Right now, I feel like I’ve painted myself into a corner with this attempt to determine which is best for me. Part of me wants to take the coward’s way out and say I like them both and slink off into my basement. Because honestly, sound-wise, I could easily live with the MA3 as my only source. It’s a wonderful-sounding component.

I’m not going to do that, though. I’m going to stick my neck out and make a pronouncement. I still prefer vinyl. In the end, it’s not entirely about the sound. I still derive great pleasure from the tactile interaction I get with LPs and the whole process of physically handling them.

There’s a big but coming, though. The process of installing Roon and the MA3 has opened me up to a whole new world of convenience and—yes—great sound. Some albums sounded better via the MA3, and some sounded better through my analog chain. What I’ve figured out is that, if the source is of commensurate quality, the music will sound great either way. The convenience of digital, the ruggedness of the MA3, and the rich user experience of Roon are powerful draws.

Taking a listen

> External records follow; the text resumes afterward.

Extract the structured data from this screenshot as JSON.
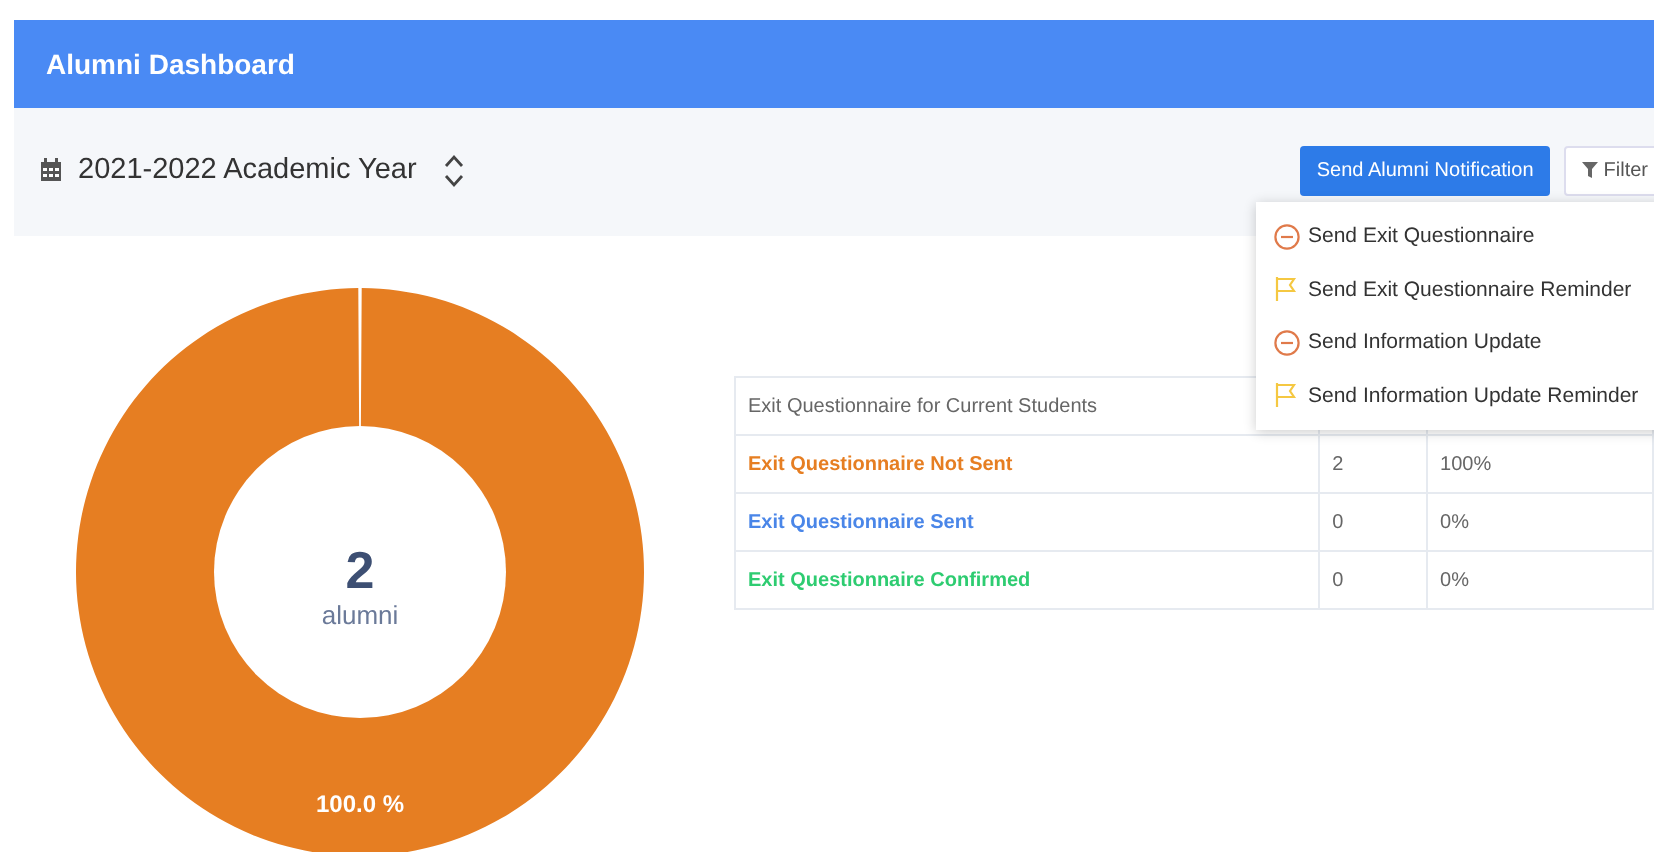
{
  "header": {
    "title": "Alumni Dashboard"
  },
  "year_selector": {
    "label": "2021-2022 Academic Year"
  },
  "actions": {
    "notify_button": "Send Alumni Notification",
    "filter_button": "Filter"
  },
  "notification_menu": {
    "items": [
      {
        "kind": "send",
        "label": "Send Exit Questionnaire"
      },
      {
        "kind": "reminder",
        "label": "Send Exit Questionnaire Reminder"
      },
      {
        "kind": "send",
        "label": "Send Information Update"
      },
      {
        "kind": "reminder",
        "label": "Send Information Update Reminder"
      }
    ]
  },
  "donut": {
    "count": "2",
    "unit": "alumni",
    "chart_data": {
      "type": "donut",
      "values": [
        100
      ],
      "colors": [
        "#e67e22"
      ],
      "value_labels": [
        "100.0 %"
      ]
    }
  },
  "table": {
    "title": "Exit Questionnaire for Current Students",
    "rows": [
      {
        "label": "Exit Questionnaire Not Sent",
        "count": "2",
        "percent": "100%",
        "color": "#e67e22"
      },
      {
        "label": "Exit Questionnaire Sent",
        "count": "0",
        "percent": "0%",
        "color": "#4a86e8"
      },
      {
        "label": "Exit Questionnaire Confirmed",
        "count": "0",
        "percent": "0%",
        "color": "#2ecc71"
      }
    ]
  }
}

Installing and listening to this digital system has been a pleasure. The process of writing this editorial has forced me to consider, in great detail, what these two sources bring to my system. Rather than take my turntable for granted, I’ve had to delve deeply into both the musical result and my own preconceptions. I wanted to prefer my LPs, but I wasn’t willing to just make it so by way of inbuilt prejudices. I needed a hard challenge, and I got it. LPs still own my heart, but I’m really enjoying the digital life. After proofreading this piece, I’m going to head downstairs and fire up the MA3 for a good long listen. I’m going to flit from song to song because I can, and then I’m going to let Roon Radio take me wherever it wants.

. . . Jason Thorpe